In a statement Tuesday, SCE did not comment directly on Boxer'sstatement, but it said the November 2004 letter she released, and otherdocuments on the steam generator replacement, had been provided to NRC"earlier this year" as part of the agency's ongoing review.
"Recognizing that SCE was not the designer of the steam generators andthat there were limitations on the assistance SCE could provide, the lettersidentified a number of design issues that SCE asked MHI to focus on to ensurethat design flaws were not inadvertently introduced," the utility said.
Pete Dietrich, SCE's senior vice president and chief nuclear officer,said in the statement that the documents demonstrate careful oversight thatcomplied with industry standards.
"SCE would never, and did not, install steam generators that it believedwould impact public safety or impair reliability," he said.
The utility will continue to cooperate with NRC's investigation,Dietrich said.
SCE said that it had met NRC criteria for making design changes.
SCE also noted that the agency had approved two license amendmentsrelated to the steam generator project. The groups challenging restart havesaid those amendments were not sufficient to meet the requirements of NRCregulations regarding prior approval of certain component replacements.
A spokesman for Mitsubishi Nuclear Energy Systems, MHI's affiliate inthe US, declined to immediately comment.

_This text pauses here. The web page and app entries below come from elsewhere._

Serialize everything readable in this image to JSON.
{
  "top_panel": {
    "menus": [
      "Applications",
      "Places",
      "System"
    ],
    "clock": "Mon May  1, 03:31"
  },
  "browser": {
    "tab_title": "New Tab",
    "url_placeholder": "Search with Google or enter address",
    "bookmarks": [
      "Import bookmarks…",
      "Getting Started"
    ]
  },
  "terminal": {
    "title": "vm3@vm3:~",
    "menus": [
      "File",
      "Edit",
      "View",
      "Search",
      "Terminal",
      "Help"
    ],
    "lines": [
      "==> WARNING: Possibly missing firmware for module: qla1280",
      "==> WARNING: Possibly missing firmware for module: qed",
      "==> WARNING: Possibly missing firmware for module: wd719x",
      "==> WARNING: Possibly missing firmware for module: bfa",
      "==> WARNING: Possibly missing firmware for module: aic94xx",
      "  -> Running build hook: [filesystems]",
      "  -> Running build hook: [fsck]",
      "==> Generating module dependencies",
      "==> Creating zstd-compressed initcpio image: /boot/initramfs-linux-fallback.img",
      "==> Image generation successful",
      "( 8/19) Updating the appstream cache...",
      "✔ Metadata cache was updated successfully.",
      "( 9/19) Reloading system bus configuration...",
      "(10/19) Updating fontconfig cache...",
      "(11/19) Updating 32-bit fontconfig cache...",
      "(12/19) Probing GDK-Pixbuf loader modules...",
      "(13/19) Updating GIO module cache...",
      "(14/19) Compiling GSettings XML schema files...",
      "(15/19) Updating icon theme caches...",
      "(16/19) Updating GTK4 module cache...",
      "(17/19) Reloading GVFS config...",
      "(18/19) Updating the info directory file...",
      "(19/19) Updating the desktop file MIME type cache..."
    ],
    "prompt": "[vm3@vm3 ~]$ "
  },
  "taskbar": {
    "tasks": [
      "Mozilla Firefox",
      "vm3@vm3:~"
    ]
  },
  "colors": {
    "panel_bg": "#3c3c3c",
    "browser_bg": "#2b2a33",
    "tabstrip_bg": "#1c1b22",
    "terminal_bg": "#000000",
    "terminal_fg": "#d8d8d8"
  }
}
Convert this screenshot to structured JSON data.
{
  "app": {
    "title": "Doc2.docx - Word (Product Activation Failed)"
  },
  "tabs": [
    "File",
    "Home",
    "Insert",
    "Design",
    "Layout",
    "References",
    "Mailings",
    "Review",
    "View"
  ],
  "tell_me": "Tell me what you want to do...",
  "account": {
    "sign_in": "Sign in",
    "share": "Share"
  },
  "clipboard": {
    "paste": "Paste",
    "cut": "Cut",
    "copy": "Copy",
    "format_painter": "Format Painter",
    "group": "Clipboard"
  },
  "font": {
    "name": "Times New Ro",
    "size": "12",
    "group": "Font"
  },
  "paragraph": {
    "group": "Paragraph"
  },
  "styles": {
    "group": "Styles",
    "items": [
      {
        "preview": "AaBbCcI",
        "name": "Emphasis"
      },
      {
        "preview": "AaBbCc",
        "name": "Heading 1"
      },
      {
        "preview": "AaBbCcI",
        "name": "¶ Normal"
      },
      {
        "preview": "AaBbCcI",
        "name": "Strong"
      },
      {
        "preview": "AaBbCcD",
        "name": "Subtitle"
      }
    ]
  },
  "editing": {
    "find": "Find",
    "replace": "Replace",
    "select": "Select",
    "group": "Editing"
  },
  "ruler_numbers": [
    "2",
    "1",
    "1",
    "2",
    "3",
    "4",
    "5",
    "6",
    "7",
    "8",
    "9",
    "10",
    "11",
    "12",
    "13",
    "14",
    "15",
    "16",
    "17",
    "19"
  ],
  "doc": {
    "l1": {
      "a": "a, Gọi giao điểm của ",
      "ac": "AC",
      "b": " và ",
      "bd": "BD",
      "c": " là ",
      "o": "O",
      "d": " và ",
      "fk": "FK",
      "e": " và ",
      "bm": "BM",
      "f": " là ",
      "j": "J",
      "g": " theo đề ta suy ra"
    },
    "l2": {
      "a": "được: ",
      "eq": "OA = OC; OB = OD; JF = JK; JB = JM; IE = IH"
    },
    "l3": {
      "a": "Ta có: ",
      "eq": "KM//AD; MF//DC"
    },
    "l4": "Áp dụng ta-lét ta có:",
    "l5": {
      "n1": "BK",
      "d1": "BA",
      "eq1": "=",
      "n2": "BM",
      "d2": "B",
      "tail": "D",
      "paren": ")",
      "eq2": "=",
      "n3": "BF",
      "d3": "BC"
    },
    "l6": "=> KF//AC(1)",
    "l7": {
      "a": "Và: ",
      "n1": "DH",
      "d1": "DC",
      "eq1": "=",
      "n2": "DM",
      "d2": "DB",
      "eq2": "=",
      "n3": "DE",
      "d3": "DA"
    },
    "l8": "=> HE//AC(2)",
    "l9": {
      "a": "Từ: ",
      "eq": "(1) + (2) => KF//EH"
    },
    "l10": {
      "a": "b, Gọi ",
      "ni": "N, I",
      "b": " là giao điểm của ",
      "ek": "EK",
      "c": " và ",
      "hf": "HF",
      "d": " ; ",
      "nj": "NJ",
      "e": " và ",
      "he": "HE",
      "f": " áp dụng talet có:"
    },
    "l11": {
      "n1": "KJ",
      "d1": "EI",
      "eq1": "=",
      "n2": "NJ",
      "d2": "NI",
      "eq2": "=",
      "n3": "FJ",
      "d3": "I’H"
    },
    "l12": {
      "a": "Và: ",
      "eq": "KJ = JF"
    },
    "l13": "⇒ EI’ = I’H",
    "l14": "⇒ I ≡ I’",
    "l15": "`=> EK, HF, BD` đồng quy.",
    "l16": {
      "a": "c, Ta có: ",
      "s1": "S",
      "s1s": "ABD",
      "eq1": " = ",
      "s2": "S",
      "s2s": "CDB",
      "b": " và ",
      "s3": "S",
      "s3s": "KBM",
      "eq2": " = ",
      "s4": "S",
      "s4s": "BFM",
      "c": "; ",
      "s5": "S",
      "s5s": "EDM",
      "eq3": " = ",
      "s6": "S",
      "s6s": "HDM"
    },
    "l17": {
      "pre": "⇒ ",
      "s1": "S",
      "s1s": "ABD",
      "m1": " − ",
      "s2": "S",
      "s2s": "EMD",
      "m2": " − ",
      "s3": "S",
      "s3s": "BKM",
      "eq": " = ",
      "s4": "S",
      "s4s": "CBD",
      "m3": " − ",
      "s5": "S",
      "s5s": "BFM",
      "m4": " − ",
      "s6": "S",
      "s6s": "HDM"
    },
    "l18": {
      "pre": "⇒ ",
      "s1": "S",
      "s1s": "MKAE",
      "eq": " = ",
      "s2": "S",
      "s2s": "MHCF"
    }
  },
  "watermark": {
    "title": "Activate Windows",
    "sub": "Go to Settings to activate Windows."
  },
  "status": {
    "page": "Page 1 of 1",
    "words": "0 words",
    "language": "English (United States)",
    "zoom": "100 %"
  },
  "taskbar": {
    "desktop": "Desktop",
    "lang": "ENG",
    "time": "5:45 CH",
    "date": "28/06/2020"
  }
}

NRC has yet to set a deadline for deciding on the restart.
--Steven Dolley, firstname.lastname@example.org--Edited by Derek Sands, email@example.com